4 minute read

Watching videos is improving students’ exam marks

Ian Devereux describes the benefits of GCSEPod supplementary videos

The pressure to perform well is just as intense for independent schools as it is in the state education sector, and even more so when you have some of the UK’s top achieving private schools on your doorstep. Founded in 1939, St Columba’s College in St. Albans, an independent Roman Catholic day school catering for 900 boys aged from four to 18, is always looking for ways of ensuring that its students thrive and excel.

As Director of Studies, I decided about two years ago to look for ways of supplementing each student’s learning to make sure that they were not only comfortable and confident in their studies, but that our academic policies would also drive up their exam pass marks.

After much research, I realised that the school needed supplementary online learning activities aligned to the GCSE curriculum that would provide activities for pre-lesson familiarisation, post-lesson consolidation and, of course, revision. If students have already carried out learning activities aligned to the day’s area of study before class starts, they are ready to approach the day’s work with a higher level of

confidence. The lesson can delve deeper into each skill area, with the students involved and able to contribute constructively to the lesson. If you are then able to offer them a number of online follow-up activities that consolidate the learning carried out in the class that day, perhaps as homework, it makes teachers’ lives easier and ensures that each student fully understands every aspect of the day’s lesson.

Our teachers and students are always looking for high quality revision material. One of the big complaints these days is that students don’t know how to revise, so I was originally looking for a revision tool. The ideal resource should not only focus on the key learning objectives and topics to be tested at exam time, but should also cover the more complex skill areas. Recognising that to get the students to use the resource before and after class it had to be attractive to them, I looked at online resources offering the learning through short videos. Today’s students, but especially boys, live in a YouTube world, so I knew that any learning content that was easy to access and delivered through videos would be well used.

The video-based learning tool GCSEPod supports all skill areas across 20 subjects from quadratic equations to Hamlet’s  banishment to England. Each short video pod can be accessed in the classroom or out of school on a smartphone or tablet, meaning that students are able to watch them before, during and after school. They are also designed to be fully practicable for teachers to assign as homework or lesson preparation.

Launched at St Columba’s in January 2018, this addition to the students’ learning has had a phenomenal impact at a school that was already achieving excellent results.

In the 2016-2017 academic year, 44.1 per cent of GCSE students achieved A*-A grades. In the 2017-2018 academic year, this leapt to 53.5 per cent of all grades being at 9 - 7 (A*-A) and by the 2018-2019 academic year, the college’s GCSE results saw 56.6 percent of students gaining the top 9-7 grades.

It goes without saying that the high quality of teaching at St Columba’s has played a big part in the exam success the students have seen.

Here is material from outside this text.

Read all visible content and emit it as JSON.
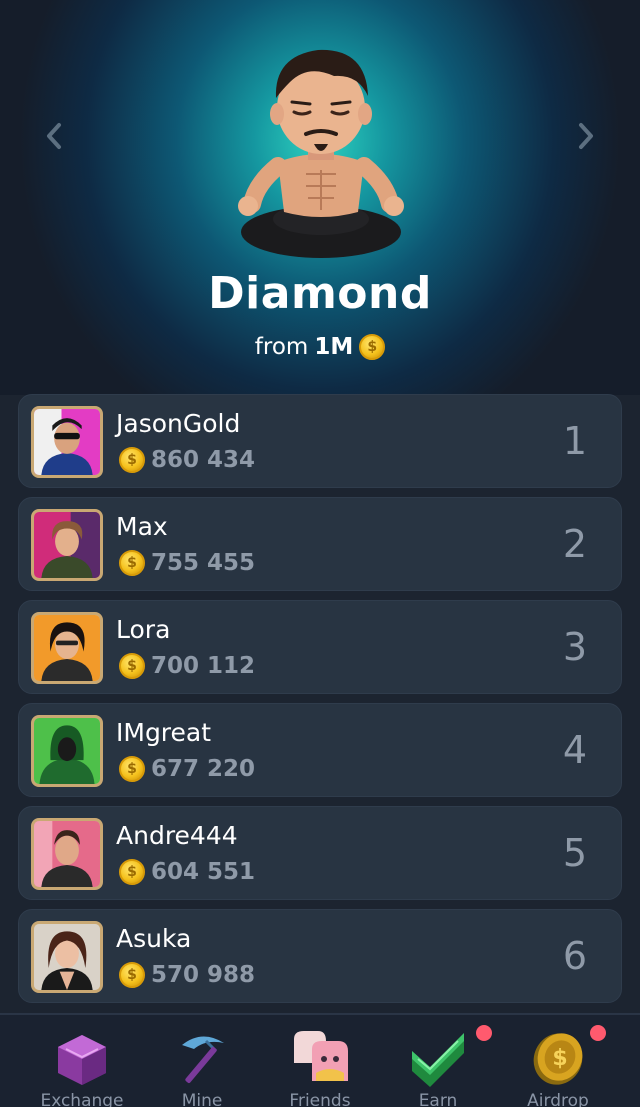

But we have had record results two years in a row, and there is no doubt in my mind that a huge part of this success can be attributed to our new way of supplementing the learning that our teachers deliver.

Of course, being a maths teacher, I have been carefully tracking and calculating the students’ progress, and the residual or value-added score for many students has been especially revealing. With the learning delivered through short and engaging videos, thousands of pods have been watched over the past two years. However, looking specifically at the thirty

students who watched the most videos, the impact is even more remarkable. Their average YELLIS residual was 0.72, or in other words, these students achieved nearly three-quarters of a grade above their predictions across all subjects. For those sitting the exams in 2019, the top GCSEPod users saw YELLIS residuals in the 0.5 to 2.2 range.

From the moment we subscribed to this new supplementary learning resource, I have monitored the number of Pods each student has watched and tracked this against the residual they achieved in their mock and GCSE exams. This has left me in no doubt that GCSEPod has had a significant impact on many students’ achievements and exam results.

Employing tools which are an added extra to students’ learning and understanding of the subject they are being taught is crucial in any school. However, in order for independent schools to continue to be able to deliver a top quality service in which parents are willing to invest, utilising unique and innovative tools such as GCSEPod is a crucial way to add additional value to your offer to your current and prospective students.

Ian Devereux is Assistant Head (Director of Studies) at St Columba’s College